Date of Award
Master of Science
Debra S. Kelley, Ph.D.
James F. Hodgson, Ph.D.
Kenneth Perkins, Ph.D.
This project was conducted to explain why people engage in white-collar crime with specific attention given to the rationales and motivations by individual participants in a pyramid scheme.
This exploratory case study utilized existing files from a law enforcement investigation as well as newspaper articles that covered the investigation.
Qualitative data in the form of content analysis of these secondary data sources was used to capture themes related to the rationales and motivations behind a person becoming involved in a pyramid scheme. These investigative files and newspaper articles represented statements made by persons who became involved in this emerging form of white-collar crime.
The information gathered served to further ground sociological theory. Specifically, Robert Merton's (1957) strain theory, Gresham Sykes and David Matza's (1957) drift theory and neutralization techniques, Kenneth Tunnell's (1992) neutralization techniques, and Ronald Clarke and Derek Comish's (2000) rational choice perspective on offending were further supported by the themes discovered in the content of the investigative files and newspaper articles.
Particularly significant were the presence of neutralization techniques that an offender utilized to alleviate guilt after the offense was committed as well as neutralization techniques that an offender utilized during the decision process before and during the commission of the act. Evidence of an additional neutralization technique was discovered at work with the participants of the pyramid scheme examined in this case study. The high status of existing participants served to significantly reduce anxieties and fears that accompanied a person handing over $2,000 in a program with questionable legality. Included in the definition of a high status person were law enforcement officers, attorneys, church leaders, business owners, medical professionals, and others.
Further research in this area is needed to further validate the significance of neutralization techniques present during the decision phase of a person choosing whether or not to become involved in the various programs and business opportunities that abound today that are in fact illegal pyramid schemes. With the increased incidents of these pyramid schemes appearing throughout the country and accompanying loss of large amounts of money by a multitude of individuals, this area of white-collar crime deserves additional scientific inquiry.

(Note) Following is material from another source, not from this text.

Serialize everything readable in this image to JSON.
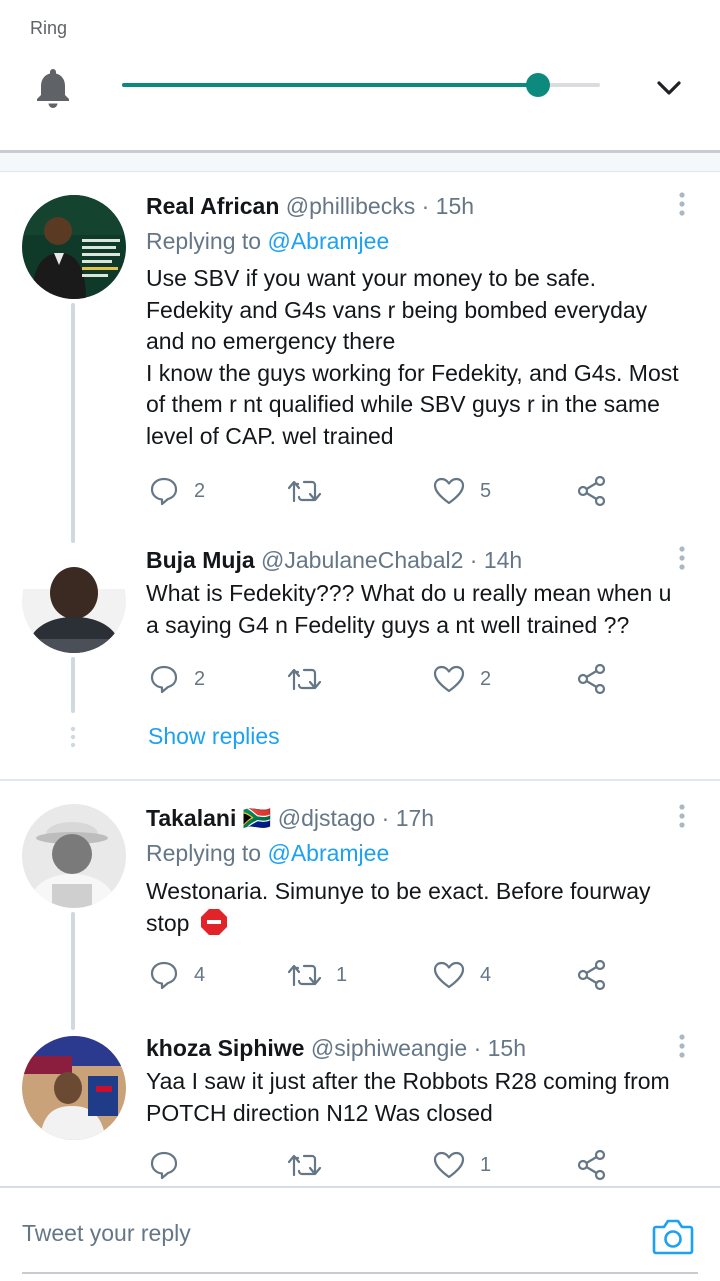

Carter, Matthew V., "Pyramid Schemes: an exploratory study into an emerging form of white-collar crime" (2002). Theses, Dissertations & Honors Papers. 153.